__Task statement__
Return all the lines below in which the string "highlight" appears.

__Excerpted data__
:::::

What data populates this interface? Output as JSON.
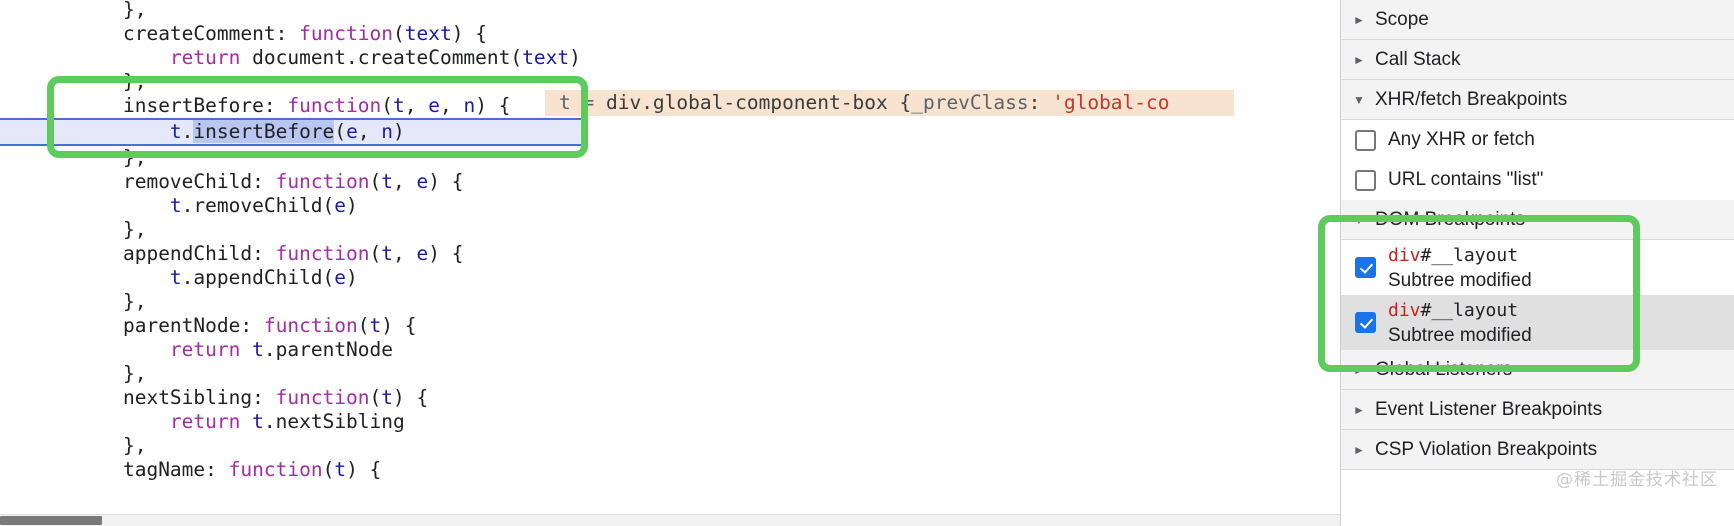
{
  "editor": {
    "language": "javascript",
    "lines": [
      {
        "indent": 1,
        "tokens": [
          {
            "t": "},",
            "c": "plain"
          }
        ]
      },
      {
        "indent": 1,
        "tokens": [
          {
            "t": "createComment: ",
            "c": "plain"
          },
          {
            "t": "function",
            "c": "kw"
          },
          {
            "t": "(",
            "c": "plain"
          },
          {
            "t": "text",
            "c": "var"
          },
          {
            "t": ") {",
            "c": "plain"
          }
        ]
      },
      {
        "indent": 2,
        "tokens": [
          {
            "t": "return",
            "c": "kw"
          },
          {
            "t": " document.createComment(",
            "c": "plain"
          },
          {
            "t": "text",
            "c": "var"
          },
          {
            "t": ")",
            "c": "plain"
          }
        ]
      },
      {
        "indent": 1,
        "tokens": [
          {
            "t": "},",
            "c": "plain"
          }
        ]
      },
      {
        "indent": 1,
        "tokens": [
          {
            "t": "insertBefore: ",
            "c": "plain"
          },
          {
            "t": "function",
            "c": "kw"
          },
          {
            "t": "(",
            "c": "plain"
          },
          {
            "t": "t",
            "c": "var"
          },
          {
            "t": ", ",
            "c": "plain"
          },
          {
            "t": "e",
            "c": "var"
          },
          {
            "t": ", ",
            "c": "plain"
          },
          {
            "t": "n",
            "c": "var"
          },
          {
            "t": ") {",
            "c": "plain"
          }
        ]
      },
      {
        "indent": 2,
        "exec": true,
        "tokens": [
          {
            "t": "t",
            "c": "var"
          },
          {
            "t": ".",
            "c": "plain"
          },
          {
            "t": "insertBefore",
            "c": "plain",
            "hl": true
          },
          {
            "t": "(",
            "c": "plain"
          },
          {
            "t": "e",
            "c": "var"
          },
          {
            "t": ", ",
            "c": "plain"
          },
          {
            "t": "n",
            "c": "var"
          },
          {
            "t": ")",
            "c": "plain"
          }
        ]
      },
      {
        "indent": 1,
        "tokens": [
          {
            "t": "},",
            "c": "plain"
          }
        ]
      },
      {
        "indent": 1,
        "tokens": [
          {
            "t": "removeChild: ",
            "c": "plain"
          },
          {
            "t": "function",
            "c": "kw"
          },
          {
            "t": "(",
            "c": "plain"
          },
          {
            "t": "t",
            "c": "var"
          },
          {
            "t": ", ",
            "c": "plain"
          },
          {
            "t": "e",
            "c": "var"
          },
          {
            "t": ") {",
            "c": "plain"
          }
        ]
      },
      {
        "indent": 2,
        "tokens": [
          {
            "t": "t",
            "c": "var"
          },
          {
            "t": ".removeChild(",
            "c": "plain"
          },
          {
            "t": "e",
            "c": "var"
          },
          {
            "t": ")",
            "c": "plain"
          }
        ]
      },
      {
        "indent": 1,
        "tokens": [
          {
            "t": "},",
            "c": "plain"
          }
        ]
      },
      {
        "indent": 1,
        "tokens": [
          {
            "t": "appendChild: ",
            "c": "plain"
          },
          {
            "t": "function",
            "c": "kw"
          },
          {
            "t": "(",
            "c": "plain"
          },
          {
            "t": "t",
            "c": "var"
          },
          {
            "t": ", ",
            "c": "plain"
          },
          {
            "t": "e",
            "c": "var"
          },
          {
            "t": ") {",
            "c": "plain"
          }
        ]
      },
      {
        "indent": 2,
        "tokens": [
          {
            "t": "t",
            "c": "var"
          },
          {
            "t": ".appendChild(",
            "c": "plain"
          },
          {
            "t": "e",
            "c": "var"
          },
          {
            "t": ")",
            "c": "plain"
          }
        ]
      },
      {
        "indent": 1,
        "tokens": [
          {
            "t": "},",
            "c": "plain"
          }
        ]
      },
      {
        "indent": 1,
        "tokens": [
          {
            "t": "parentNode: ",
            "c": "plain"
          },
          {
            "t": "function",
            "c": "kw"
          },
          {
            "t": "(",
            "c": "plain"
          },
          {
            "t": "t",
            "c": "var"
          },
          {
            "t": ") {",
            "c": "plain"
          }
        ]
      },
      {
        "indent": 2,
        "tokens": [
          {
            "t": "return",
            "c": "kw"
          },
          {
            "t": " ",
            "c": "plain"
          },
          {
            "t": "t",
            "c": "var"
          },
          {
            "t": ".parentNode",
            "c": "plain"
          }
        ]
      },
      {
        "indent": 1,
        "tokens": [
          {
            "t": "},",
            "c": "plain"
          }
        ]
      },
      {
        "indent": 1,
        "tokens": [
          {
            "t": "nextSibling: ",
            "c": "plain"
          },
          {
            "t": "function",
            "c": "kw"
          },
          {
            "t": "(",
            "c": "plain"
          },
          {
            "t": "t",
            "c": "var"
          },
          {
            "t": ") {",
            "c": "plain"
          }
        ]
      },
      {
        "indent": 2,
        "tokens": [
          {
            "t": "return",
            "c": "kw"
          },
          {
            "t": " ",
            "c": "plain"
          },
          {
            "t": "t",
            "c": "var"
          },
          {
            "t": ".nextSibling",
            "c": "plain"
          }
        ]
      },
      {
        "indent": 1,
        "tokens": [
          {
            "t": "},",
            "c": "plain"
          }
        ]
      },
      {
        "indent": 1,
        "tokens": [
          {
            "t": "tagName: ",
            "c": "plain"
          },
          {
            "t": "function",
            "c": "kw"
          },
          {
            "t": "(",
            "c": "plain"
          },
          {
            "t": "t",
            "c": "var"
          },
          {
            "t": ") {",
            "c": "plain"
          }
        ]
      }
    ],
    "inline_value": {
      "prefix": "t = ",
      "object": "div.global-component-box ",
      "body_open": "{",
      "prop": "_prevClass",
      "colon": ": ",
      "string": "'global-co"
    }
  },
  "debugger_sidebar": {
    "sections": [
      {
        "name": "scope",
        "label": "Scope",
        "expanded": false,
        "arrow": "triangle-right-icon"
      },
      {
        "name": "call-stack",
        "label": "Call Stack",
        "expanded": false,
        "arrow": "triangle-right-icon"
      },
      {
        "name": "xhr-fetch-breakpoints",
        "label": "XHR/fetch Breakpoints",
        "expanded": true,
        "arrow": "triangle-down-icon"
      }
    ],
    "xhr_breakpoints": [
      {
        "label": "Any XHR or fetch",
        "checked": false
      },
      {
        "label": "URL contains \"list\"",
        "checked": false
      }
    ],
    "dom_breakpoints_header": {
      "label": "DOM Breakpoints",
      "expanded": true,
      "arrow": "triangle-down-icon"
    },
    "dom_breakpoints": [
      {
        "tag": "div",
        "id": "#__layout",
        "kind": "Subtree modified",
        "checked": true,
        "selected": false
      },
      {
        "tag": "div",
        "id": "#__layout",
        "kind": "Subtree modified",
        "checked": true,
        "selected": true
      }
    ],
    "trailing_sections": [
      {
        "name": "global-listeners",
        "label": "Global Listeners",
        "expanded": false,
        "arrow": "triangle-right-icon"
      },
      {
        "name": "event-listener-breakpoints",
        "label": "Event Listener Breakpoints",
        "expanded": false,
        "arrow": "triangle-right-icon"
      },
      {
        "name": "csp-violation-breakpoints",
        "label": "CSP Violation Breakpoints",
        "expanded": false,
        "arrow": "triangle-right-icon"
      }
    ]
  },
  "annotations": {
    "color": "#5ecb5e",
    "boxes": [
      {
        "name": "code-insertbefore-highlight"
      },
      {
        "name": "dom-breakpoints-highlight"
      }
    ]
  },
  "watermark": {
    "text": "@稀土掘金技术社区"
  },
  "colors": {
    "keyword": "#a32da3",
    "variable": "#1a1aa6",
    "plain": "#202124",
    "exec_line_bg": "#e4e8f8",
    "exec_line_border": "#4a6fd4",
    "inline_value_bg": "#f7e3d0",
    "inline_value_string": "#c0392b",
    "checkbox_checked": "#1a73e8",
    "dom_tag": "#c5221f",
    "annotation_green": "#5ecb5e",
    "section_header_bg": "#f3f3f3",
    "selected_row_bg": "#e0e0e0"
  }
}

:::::

__Answer box__
        "name": "code-insertbefore-highlight"
        "name": "dom-breakpoints-highlight"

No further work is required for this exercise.